Another class of high-risk ARS were issued by credit derivative product companies (CDPCs). CDPCs are operating companies that sell protection via credit derivatives. CDPCs are similar in concept to monolines, however unlike monolines they are not regulated as insurers and take on risk using derivative contracts rather than insurance policies. Many CDPCs, such as Athilon Capital Corp., issued ARS as part of their capital structure in the same way a corporation typically issues longterm debt.
Another class of ARS involving a high degree of risk centered around credit-linked notes (CLNs). CLNs are created through a Special Purpose Company [SPC], or trust. These trusts issued ARS and used the proceeds to purchase AAA securities. These AAA securities were used as collateral to enter certain credit derivative swap contracts [CDS]. For example, certain series of Pivot Master Trust were invested in a CLN that invested in a AAA-rated note backed by credit card receivables. This note was then used as collateral to enter a CDS whereby the default risk of 125 companies was assumed at specific tranche levels.
Another structure was issued for the benefit of life insurance companies. Regulation XXX stipulates specific levels of capital reserves insurance companies must carry. Oftentimes, the statutory level of capital demanded by Reg. XXX is greater than the economic level of necessary capital determined by actuarial models. In order to finance the difference, the risk of policies is transferred into a captive insurance company via a reinsurance contract and ARS are issued to raise capital. The proceeds are invested, and generally the expected life of the securities is less than the stated maturity, as redemptions are made as policies are termed or benefits are paid out. Typically, issues of this ARS structure were insurance by a monocline bond guarantor.
ARS Market Resolutions

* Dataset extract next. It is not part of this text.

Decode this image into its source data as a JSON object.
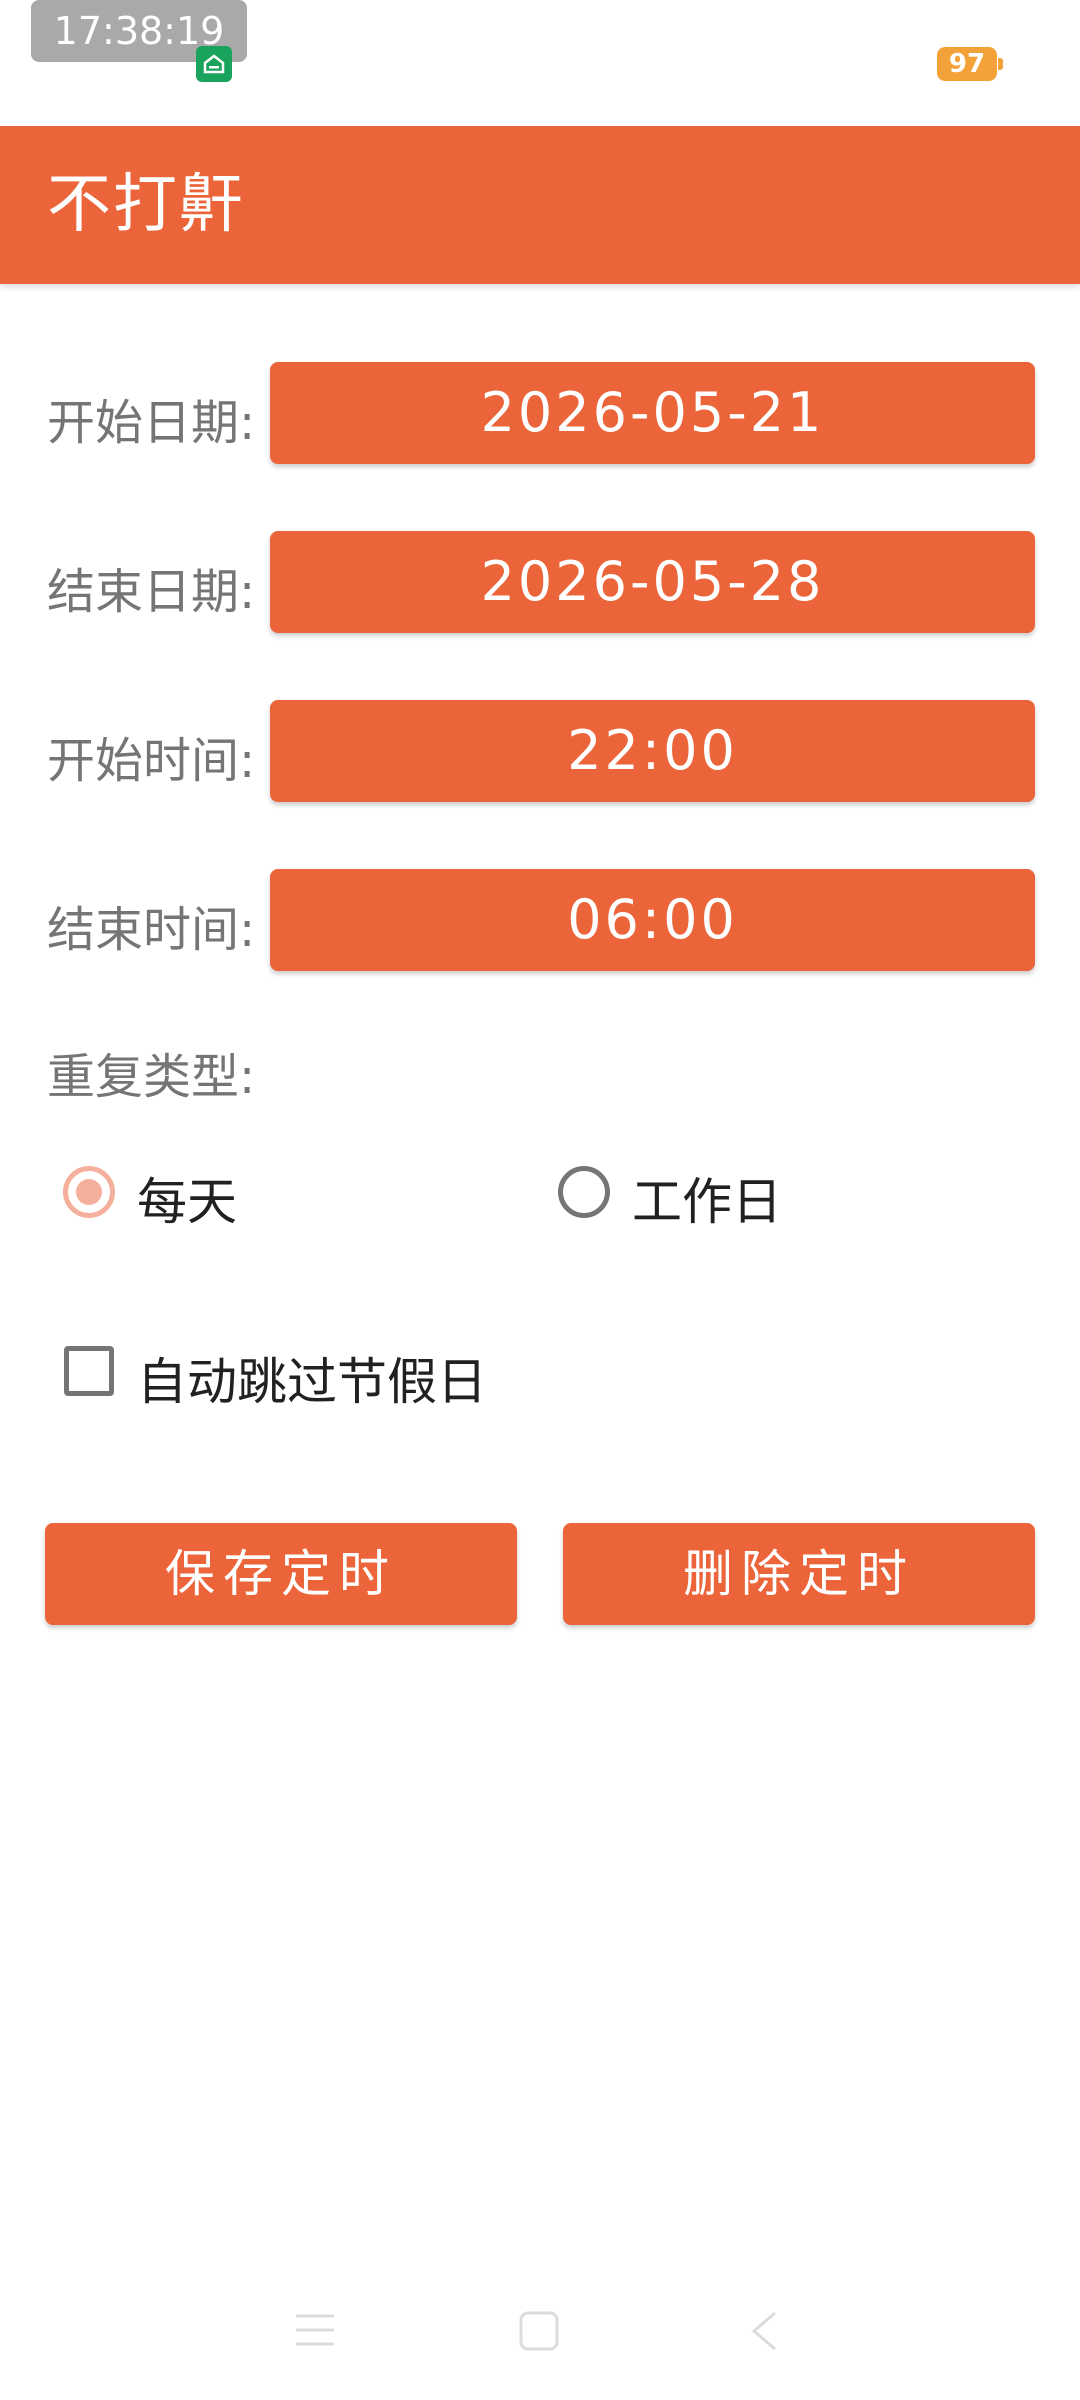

The riskier structures of ARS began failing auctions in the third quarter of 2007, long before the overall market for ARS fell apart. According to Brian Weber, Senior Analyst at Houlihan, “The riskier classes of ARS were the first to start failing auctions and they will be the last to experience successful auctions again, if ever.”
Many holders of safer auction rate securities enjoy significant yields in the present market on their investments. For these safer ARS, yields are significantly higher than straight-bond issues of similar credit. Issuers are being penalized and paying higher rates because of the ARS structure. Therefore, market resolution is foreseeable through either refinancing or successful auctions.
The opposite is true with many of these high-risk ARS. Many of these securities have relatively low maximum interest rates. Thus, issuers of these securities presently enjoy paying yields much lower than yields offered on straight-bond issues of comparable credit. This results in a disincentive for issuers to refinance these issues. There may be exceptions to this general statement. For example, certain incentives exist for counterparties to restructure issues of the CLNs. However, in general there is strong fundamental support for the less-risky ARS, while that support does not exist for the riskier classes of ARS.
Given that the overall focus has primarily been on the less-risky classes of ARS, it skews the market outlook for holders of the more complex ARS. Therefore it is paramount to distinguish between the risk levels involved in various classes of ARS. Discussion of ARS and potential resolutions to the current market disconnections will most likely not be applicable to all classes of ARS.